**INFORMATION GIVEN:**
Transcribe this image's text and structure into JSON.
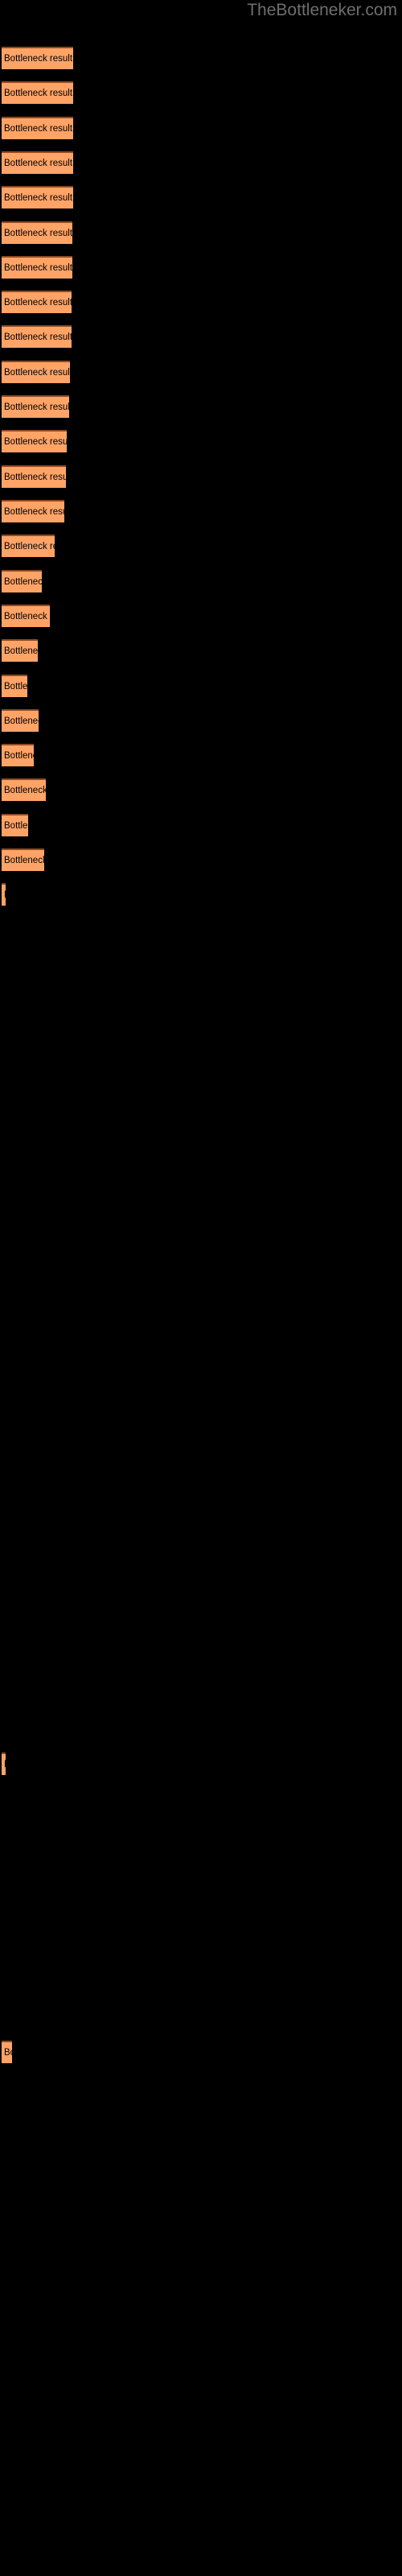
{
  "watermark": {
    "text": "TheBottleneker.com"
  },
  "colors": {
    "background": "#000000",
    "bar_fill": "#ffa366",
    "bar_edge": "#8f4a20",
    "label_text": "#000000",
    "watermark_text": "#6e6e6e"
  },
  "bar_label": "Bottleneck result",
  "chart_data": {
    "type": "bar",
    "orientation": "horizontal",
    "title": "",
    "subtitle": "",
    "xlabel": "",
    "ylabel": "",
    "grid": false,
    "legend": null,
    "axis_visible": false,
    "tick_labels": [],
    "bar_text": "Bottleneck result",
    "xlim": [
      0,
      500
    ],
    "categories": [
      "bar-1",
      "bar-2",
      "bar-3",
      "bar-4",
      "bar-5",
      "bar-6",
      "bar-7",
      "bar-8",
      "bar-9",
      "bar-10",
      "bar-11",
      "bar-12",
      "bar-13",
      "bar-14",
      "bar-15",
      "bar-16",
      "bar-17",
      "bar-18",
      "bar-19",
      "bar-20",
      "bar-21",
      "bar-22",
      "bar-23",
      "bar-24",
      "bar-25",
      "bar-26",
      "bar-27"
    ],
    "values": [
      89,
      89,
      89,
      89,
      89,
      88,
      88,
      87,
      87,
      85,
      84,
      81,
      80,
      78,
      66,
      50,
      60,
      45,
      32,
      46,
      40,
      55,
      33,
      53,
      5,
      5,
      13
    ],
    "bars": [
      {
        "name": "bar-1",
        "top": 58,
        "width": 89,
        "height": 28,
        "label": "Bottleneck result"
      },
      {
        "name": "bar-2",
        "top": 101,
        "width": 89,
        "height": 28,
        "label": "Bottleneck result"
      },
      {
        "name": "bar-3",
        "top": 145,
        "width": 89,
        "height": 28,
        "label": "Bottleneck result"
      },
      {
        "name": "bar-4",
        "top": 188,
        "width": 89,
        "height": 28,
        "label": "Bottleneck result"
      },
      {
        "name": "bar-5",
        "top": 231,
        "width": 89,
        "height": 28,
        "label": "Bottleneck result"
      },
      {
        "name": "bar-6",
        "top": 275,
        "width": 88,
        "height": 28,
        "label": "Bottleneck result"
      },
      {
        "name": "bar-7",
        "top": 318,
        "width": 88,
        "height": 28,
        "label": "Bottleneck result"
      },
      {
        "name": "bar-8",
        "top": 361,
        "width": 87,
        "height": 28,
        "label": "Bottleneck result"
      },
      {
        "name": "bar-9",
        "top": 404,
        "width": 87,
        "height": 28,
        "label": "Bottleneck result"
      },
      {
        "name": "bar-10",
        "top": 448,
        "width": 85,
        "height": 28,
        "label": "Bottleneck result"
      },
      {
        "name": "bar-11",
        "top": 491,
        "width": 84,
        "height": 28,
        "label": "Bottleneck result"
      },
      {
        "name": "bar-12",
        "top": 534,
        "width": 81,
        "height": 28,
        "label": "Bottleneck result"
      },
      {
        "name": "bar-13",
        "top": 578,
        "width": 80,
        "height": 28,
        "label": "Bottleneck result"
      },
      {
        "name": "bar-14",
        "top": 621,
        "width": 78,
        "height": 28,
        "label": "Bottleneck result"
      },
      {
        "name": "bar-15",
        "top": 664,
        "width": 66,
        "height": 28,
        "label": "Bottleneck result"
      },
      {
        "name": "bar-16",
        "top": 708,
        "width": 50,
        "height": 28,
        "label": "Bottleneck result"
      },
      {
        "name": "bar-17",
        "top": 751,
        "width": 60,
        "height": 28,
        "label": "Bottleneck result"
      },
      {
        "name": "bar-18",
        "top": 794,
        "width": 45,
        "height": 28,
        "label": "Bottleneck result"
      },
      {
        "name": "bar-19",
        "top": 838,
        "width": 32,
        "height": 28,
        "label": "Bottleneck result"
      },
      {
        "name": "bar-20",
        "top": 881,
        "width": 46,
        "height": 28,
        "label": "Bottleneck result"
      },
      {
        "name": "bar-21",
        "top": 924,
        "width": 40,
        "height": 28,
        "label": "Bottleneck result"
      },
      {
        "name": "bar-22",
        "top": 967,
        "width": 55,
        "height": 28,
        "label": "Bottleneck result"
      },
      {
        "name": "bar-23",
        "top": 1011,
        "width": 33,
        "height": 28,
        "label": "Bottleneck result"
      },
      {
        "name": "bar-24",
        "top": 1054,
        "width": 53,
        "height": 28,
        "label": "Bottleneck result"
      },
      {
        "name": "bar-25",
        "top": 1097,
        "width": 5,
        "height": 28,
        "label": "Bottleneck result"
      },
      {
        "name": "bar-26",
        "top": 2177,
        "width": 5,
        "height": 28,
        "label": "Bottleneck result"
      },
      {
        "name": "bar-27",
        "top": 2535,
        "width": 13,
        "height": 28,
        "label": "Bottleneck result"
      }
    ]
  }
}
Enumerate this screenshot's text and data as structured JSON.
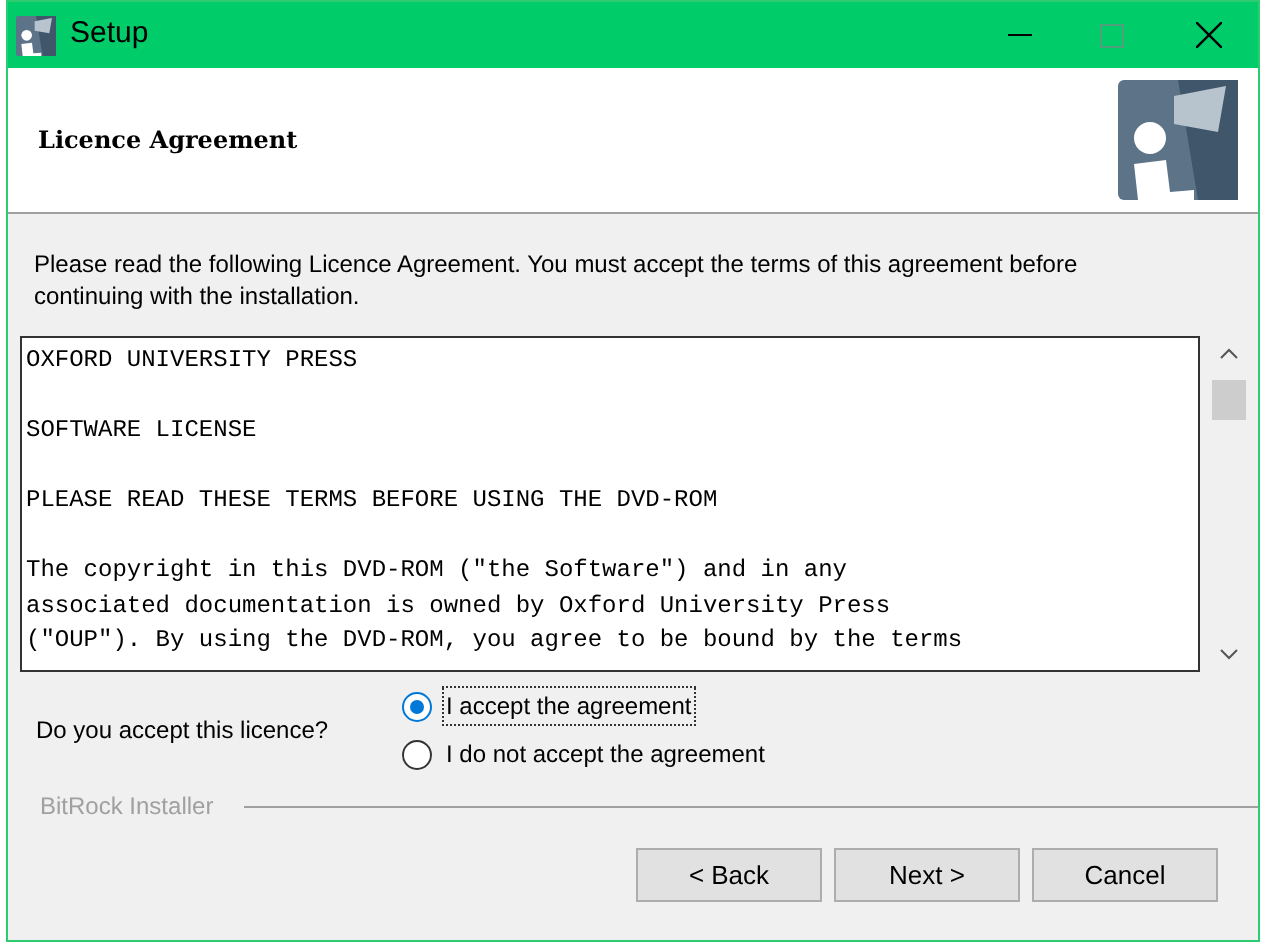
{
  "window": {
    "title": "Setup"
  },
  "header": {
    "title": "Licence Agreement"
  },
  "intro": "Please read the following Licence Agreement. You must accept the terms of this agreement before continuing with the installation.",
  "licence_paragraphs": [
    [
      "OXFORD UNIVERSITY PRESS"
    ],
    [
      "SOFTWARE LICENSE"
    ],
    [
      "PLEASE READ THESE TERMS BEFORE USING THE DVD-ROM"
    ],
    [
      "The copyright in this DVD-ROM (\"the Software\") and in any",
      "associated documentation is owned by Oxford University Press",
      "(\"OUP\"). By using the DVD-ROM, you agree to be bound by the terms"
    ]
  ],
  "question": "Do you accept this licence?",
  "options": [
    {
      "label": "I accept the agreement",
      "selected": true
    },
    {
      "label": "I do not accept the agreement",
      "selected": false
    }
  ],
  "footer_label": "BitRock Installer",
  "buttons": [
    "< Back",
    "Next >",
    "Cancel"
  ]
}
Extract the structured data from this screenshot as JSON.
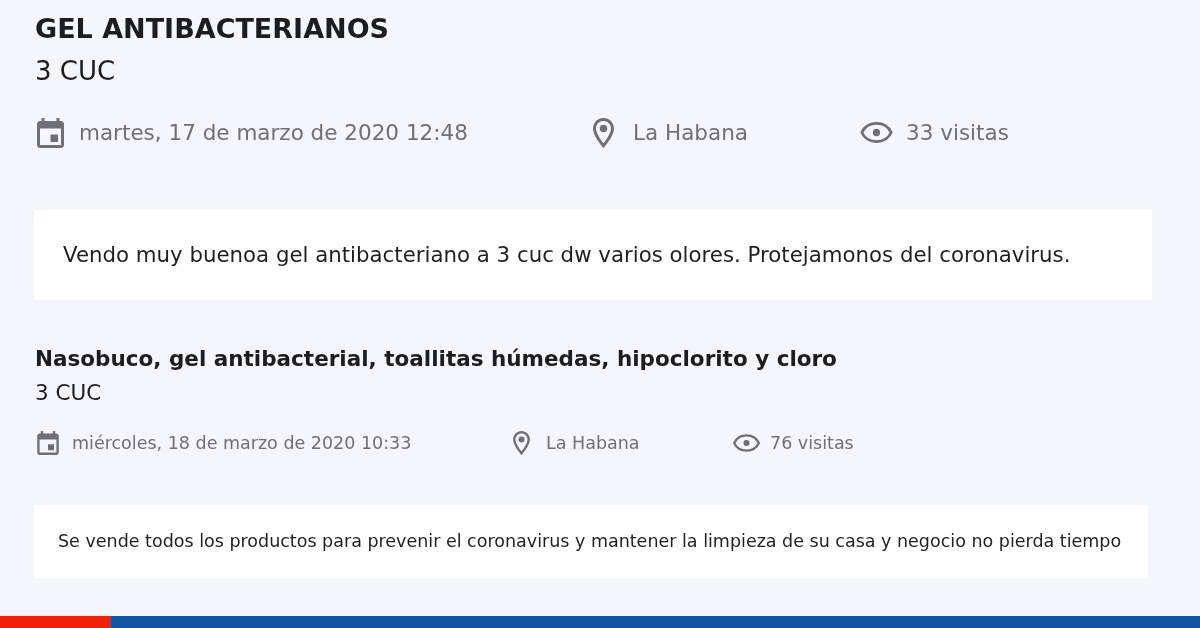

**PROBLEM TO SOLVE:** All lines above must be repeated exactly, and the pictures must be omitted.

**EXERCISE ANSWER:**
Transcribe this image's text and structure into JSON.
{
  "watermark": {
    "text": "TheBottleneker.com"
  },
  "colors": {
    "background": "#000000",
    "bar_fill": "#ffa366",
    "bar_edge": "#8f4a20",
    "label_text": "#000000",
    "watermark_text": "#6e6e6e"
  },
  "bar_label": "Bottleneck result",
  "chart_data": {
    "type": "bar",
    "orientation": "horizontal",
    "title": "",
    "subtitle": "",
    "xlabel": "",
    "ylabel": "",
    "grid": false,
    "legend": null,
    "axis_visible": false,
    "tick_labels": [],
    "bar_text": "Bottleneck result",
    "xlim": [
      0,
      500
    ],
    "categories": [
      "bar-1",
      "bar-2",
      "bar-3",
      "bar-4",
      "bar-5",
      "bar-6",
      "bar-7",
      "bar-8",
      "bar-9",
      "bar-10",
      "bar-11",
      "bar-12",
      "bar-13",
      "bar-14",
      "bar-15",
      "bar-16",
      "bar-17",
      "bar-18",
      "bar-19",
      "bar-20",
      "bar-21",
      "bar-22",
      "bar-23",
      "bar-24",
      "bar-25",
      "bar-26",
      "bar-27"
    ],
    "values": [
      89,
      89,
      89,
      89,
      89,
      88,
      88,
      87,
      87,
      85,
      84,
      81,
      80,
      78,
      66,
      50,
      60,
      45,
      32,
      46,
      40,
      55,
      33,
      53,
      5,
      5,
      13
    ],
    "bars": [
      {
        "name": "bar-1",
        "top": 58,
        "width": 89,
        "height": 28,
        "label": "Bottleneck result"
      },
      {
        "name": "bar-2",
        "top": 101,
        "width": 89,
        "height": 28,
        "label": "Bottleneck result"
      },
      {
        "name": "bar-3",
        "top": 145,
        "width": 89,
        "height": 28,
        "label": "Bottleneck result"
      },
      {
        "name": "bar-4",
        "top": 188,
        "width": 89,
        "height": 28,
        "label": "Bottleneck result"
      },
      {
        "name": "bar-5",
        "top": 231,
        "width": 89,
        "height": 28,
        "label": "Bottleneck result"
      },
      {
        "name": "bar-6",
        "top": 275,
        "width": 88,
        "height": 28,
        "label": "Bottleneck result"
      },
      {
        "name": "bar-7",
        "top": 318,
        "width": 88,
        "height": 28,
        "label": "Bottleneck result"
      },
      {
        "name": "bar-8",
        "top": 361,
        "width": 87,
        "height": 28,
        "label": "Bottleneck result"
      },
      {
        "name": "bar-9",
        "top": 404,
        "width": 87,
        "height": 28,
        "label": "Bottleneck result"
      },
      {
        "name": "bar-10",
        "top": 448,
        "width": 85,
        "height": 28,
        "label": "Bottleneck result"
      },
      {
        "name": "bar-11",
        "top": 491,
        "width": 84,
        "height": 28,
        "label": "Bottleneck result"
      },
      {
        "name": "bar-12",
        "top": 534,
        "width": 81,
        "height": 28,
        "label": "Bottleneck result"
      },
      {
        "name": "bar-13",
        "top": 578,
        "width": 80,
        "height": 28,
        "label": "Bottleneck result"
      },
      {
        "name": "bar-14",
        "top": 621,
        "width": 78,
        "height": 28,
        "label": "Bottleneck result"
      },
      {
        "name": "bar-15",
        "top": 664,
        "width": 66,
        "height": 28,
        "label": "Bottleneck result"
      },
      {
        "name": "bar-16",
        "top": 708,
        "width": 50,
        "height": 28,
        "label": "Bottleneck result"
      },
      {
        "name": "bar-17",
        "top": 751,
        "width": 60,
        "height": 28,
        "label": "Bottleneck result"
      },
      {
        "name": "bar-18",
        "top": 794,
        "width": 45,
        "height": 28,
        "label": "Bottleneck result"
      },
      {
        "name": "bar-19",
        "top": 838,
        "width": 32,
        "height": 28,
        "label": "Bottleneck result"
      },
      {
        "name": "bar-20",
        "top": 881,
        "width": 46,
        "height": 28,
        "label": "Bottleneck result"
      },
      {
        "name": "bar-21",
        "top": 924,
        "width": 40,
        "height": 28,
        "label": "Bottleneck result"
      },
      {
        "name": "bar-22",
        "top": 967,
        "width": 55,
        "height": 28,
        "label": "Bottleneck result"
      },
      {
        "name": "bar-23",
        "top": 1011,
        "width": 33,
        "height": 28,
        "label": "Bottleneck result"
      },
      {
        "name": "bar-24",
        "top": 1054,
        "width": 53,
        "height": 28,
        "label": "Bottleneck result"
      },
      {
        "name": "bar-25",
        "top": 1097,
        "width": 5,
        "height": 28,
        "label": "Bottleneck result"
      },
      {
        "name": "bar-26",
        "top": 2177,
        "width": 5,
        "height": 28,
        "label": "Bottleneck result"
      },
      {
        "name": "bar-27",
        "top": 2535,
        "width": 13,
        "height": 28,
        "label": "Bottleneck result"
      }
    ]
  }
}
Enumerate this screenshot's text and data as structured JSON.
{
  "window": {
    "title": "Setup"
  },
  "header": {
    "title": "Licence Agreement"
  },
  "intro": "Please read the following Licence Agreement. You must accept the terms of this agreement before continuing with the installation.",
  "licence_paragraphs": [
    [
      "OXFORD UNIVERSITY PRESS"
    ],
    [
      "SOFTWARE LICENSE"
    ],
    [
      "PLEASE READ THESE TERMS BEFORE USING THE DVD-ROM"
    ],
    [
      "The copyright in this DVD-ROM (\"the Software\") and in any",
      "associated documentation is owned by Oxford University Press",
      "(\"OUP\"). By using the DVD-ROM, you agree to be bound by the terms"
    ]
  ],
  "question": "Do you accept this licence?",
  "options": [
    {
      "label": "I accept the agreement",
      "selected": true
    },
    {
      "label": "I do not accept the agreement",
      "selected": false
    }
  ],
  "footer_label": "BitRock Installer",
  "buttons": [
    "< Back",
    "Next >",
    "Cancel"
  ]
}
Extract the structured data from this screenshot as JSON.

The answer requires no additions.